But … one Super Bowl Sunday in 1995, I found myself in front of the TV for part of the game. Not because I cared (or even knew) who was playing, but because I was in my sister-in-law’s home and wanted to sit with the rest of the family.

During the half an hour or so that I watched the game, I learned something. Not how to play football, or even how to enjoy watching football. But I learned something that I hope will carry over into the Game of Life, especially my home and church life.

One player made an attempt to catch the ball, but his foot slipped on the grass and he fell, losing the ball. But instead of his fellow teammates yelling at him, calling him names, telling him how stupid he was, and maybe kicking him off the team, one teammate came over and helped him to his feet. He patted him on the back, and spoke words of encouragement. I couldn’t hear what was said, but I could imagine by the facial expressions that he was saying, “Nice try—better luck next time.”

Now, these are guys who would just as soon pile on top of one another in the mud as go out for ice cream. I’m not sure what I expected, but I didn’t expect such an obvious display of comradeship. After all, the guy messed up. Possible score points were lost. He let his team down. The least they could have done was ignore him. Maybe if no one acknowledged his fall, the fans wouldn’t think the whole team was bad. H-mm …

I got to thinking … the church is somewhat like a team. At least it should be. How does your church team react when one of the players slips and falls, losing the ball? Do they yell at him? Push him back down in the mud? Kick him off the team? 

Or does someone go to him, offer a hand up, and say, “Nice try—better luck next time.”

How about the family team? Does your child feel at times like the Least Valuable Player? Does your spouse, at times, wish he/she could trade you to another team? Or do your team members show the kindness and encouragement to one another that the football player exhibited?

Instead of scolding, shaming, or ignoring the offender, why not say, “Oops, you goofed. But I’m here to help you up. Keep playing, you'll do fine.” It feels good to say such words, and it feels good to hear them, too.

Wouldn’t it be nice to hear words of encouragement next time you lose your temper at board meeting, or don’t get the last load of laundry put away until five minutes after sundown Friday evening? Or give in to that old caffeine craving that you thought was conquered?

Instead of being called before the school principal to be told of your child’s latest sins and being told that if you were a good parent, your child wouldn’t be acting this way, wouldn’t it be nice if someone would just say, “I notice you're having a hard time. Can I help?” 

Peter puts it this way: “Finally, all of you, live in harmony with one another; be sympathetic, love as brothers, be compassionate and humble. Do not repay evil with evil or insult with insult, but with blessing” (1 Peter 3:8–9).

I learned something from the Super Bowl. Sometimes lessons come from the least likely places. This is one lesson I hope I don’t forget. Maybe you’ll remember it, too.

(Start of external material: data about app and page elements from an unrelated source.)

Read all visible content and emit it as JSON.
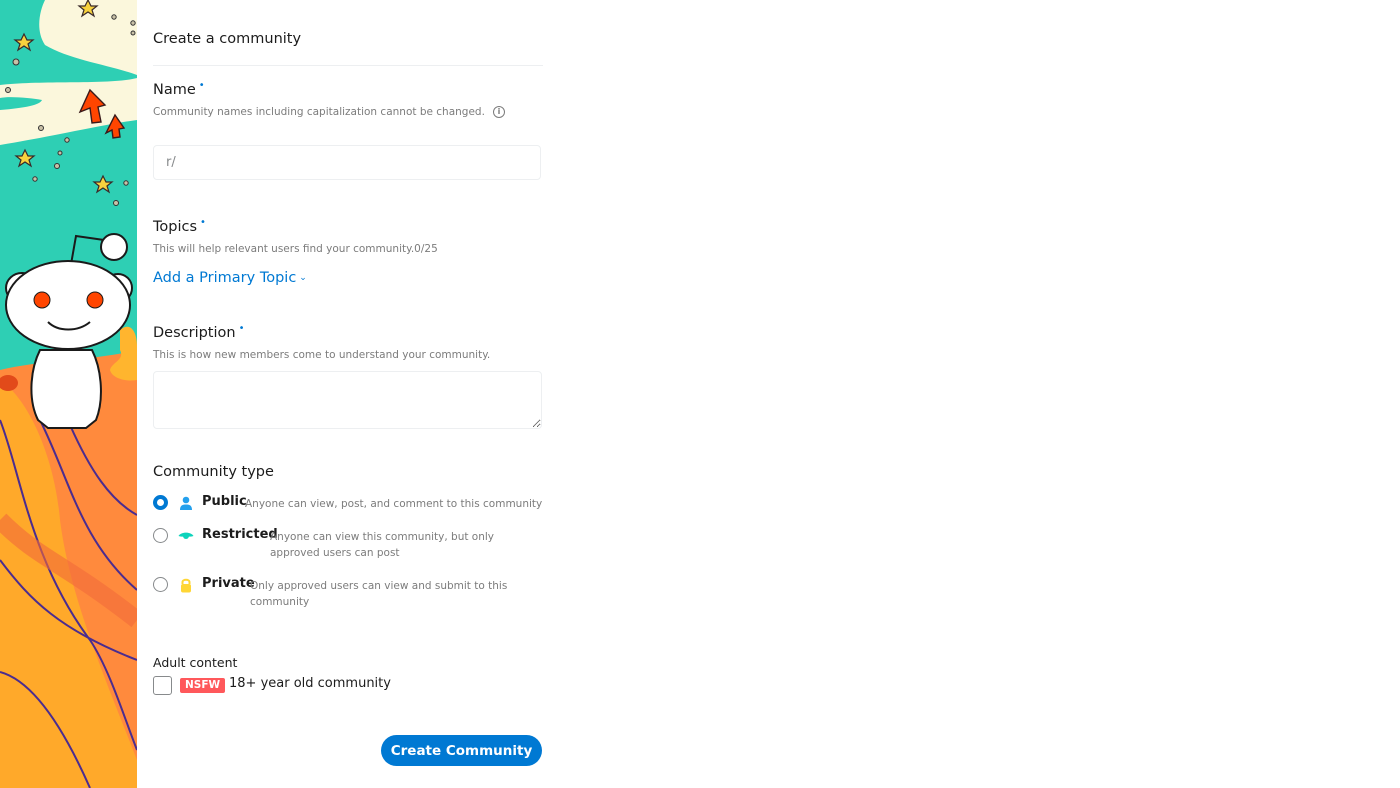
{
  "page": {
    "title": "Create a community"
  },
  "name_field": {
    "label": "Name",
    "required_mark": "•",
    "help": "Community names including capitalization cannot be changed.",
    "info_icon": "info-icon",
    "prefix": "r/",
    "value": ""
  },
  "topics_field": {
    "label": "Topics",
    "required_mark": "•",
    "help": "This will help relevant users find your community.0/25",
    "add_link": "Add a Primary Topic",
    "chevron_icon": "chevron-down-icon"
  },
  "description_field": {
    "label": "Description",
    "required_mark": "•",
    "help": "This is how new members come to understand your community.",
    "value": ""
  },
  "community_type": {
    "label": "Community type",
    "options": [
      {
        "title": "Public",
        "description": "Anyone can view, post, and comment to this community",
        "icon": "person-icon",
        "icon_color": "#24a0ed",
        "checked": true
      },
      {
        "title": "Restricted",
        "description": "Anyone can view this community, but only approved users can post",
        "icon": "eye-icon",
        "icon_color": "#0dd3bb",
        "checked": false
      },
      {
        "title": "Private",
        "description": "Only approved users can view and submit to this community",
        "icon": "lock-icon",
        "icon_color": "#ffd635",
        "checked": false
      }
    ]
  },
  "adult_content": {
    "label": "Adult content",
    "badge": "NSFW",
    "text": "18+ year old community",
    "checked": false
  },
  "actions": {
    "create_label": "Create Community"
  },
  "colors": {
    "accent": "#0079d3",
    "nsfw": "#ff585b",
    "muted_text": "#7c7c7c"
  },
  "illustration": {
    "subject": "snoo-mascot-illustration"
  }
}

I’m a member of a Facebook group for Christian women. A couple of weeks ago, the administrator asked several of the members, including me, to write a short post on what the joy of the Lord means to me in my life. I thought I would share what I wrote here. It’s nothing profound, just what came to mind as I pondered the request.

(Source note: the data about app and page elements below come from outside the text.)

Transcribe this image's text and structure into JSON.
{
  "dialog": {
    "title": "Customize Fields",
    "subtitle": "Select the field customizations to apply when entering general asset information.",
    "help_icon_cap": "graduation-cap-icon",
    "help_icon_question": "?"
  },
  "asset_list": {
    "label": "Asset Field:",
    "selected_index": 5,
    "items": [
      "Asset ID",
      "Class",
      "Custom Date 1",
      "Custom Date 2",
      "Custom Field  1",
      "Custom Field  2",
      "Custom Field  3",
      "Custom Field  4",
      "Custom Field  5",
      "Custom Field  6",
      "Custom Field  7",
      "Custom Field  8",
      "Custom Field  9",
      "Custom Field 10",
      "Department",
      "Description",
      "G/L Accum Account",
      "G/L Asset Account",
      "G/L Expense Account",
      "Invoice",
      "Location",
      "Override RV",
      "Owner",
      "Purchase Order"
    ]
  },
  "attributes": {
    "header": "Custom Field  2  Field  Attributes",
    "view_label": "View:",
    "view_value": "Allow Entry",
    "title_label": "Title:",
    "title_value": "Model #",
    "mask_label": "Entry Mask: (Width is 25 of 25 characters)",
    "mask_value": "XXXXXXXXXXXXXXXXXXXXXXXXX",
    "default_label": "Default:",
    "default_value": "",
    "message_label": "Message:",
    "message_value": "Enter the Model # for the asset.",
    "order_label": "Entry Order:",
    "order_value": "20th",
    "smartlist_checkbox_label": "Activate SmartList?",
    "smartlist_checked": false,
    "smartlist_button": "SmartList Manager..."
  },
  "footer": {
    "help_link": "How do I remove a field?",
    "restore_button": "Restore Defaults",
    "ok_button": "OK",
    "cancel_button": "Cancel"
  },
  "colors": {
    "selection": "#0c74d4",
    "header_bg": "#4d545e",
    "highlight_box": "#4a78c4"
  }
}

Joy is a gift from God. We can have it and we can lose it. According to a number of Bible texts, we have joy when we are keeping God’s commandments, doing His will, and serving Him. We lose our joy when we turn away from God. The joy in the Lord that I have carries me through the chaos, catastrophe, evil, and sin in this world, allowing me to look forward to the time when Jesus will come and destroy sin and death. I may not always feel happy, but I have joy and peace knowing that despite the latitude God gives Satan to show the universe his true character, He, God, is still in control. When Jesus comes again, “They will enter Zion with singing; everlasting joy will crown their heads. Gladness and joy will overtake them, and sorrow and sighing will flee away” (Isa. 35:10, NIV). This is our “blessed hope”!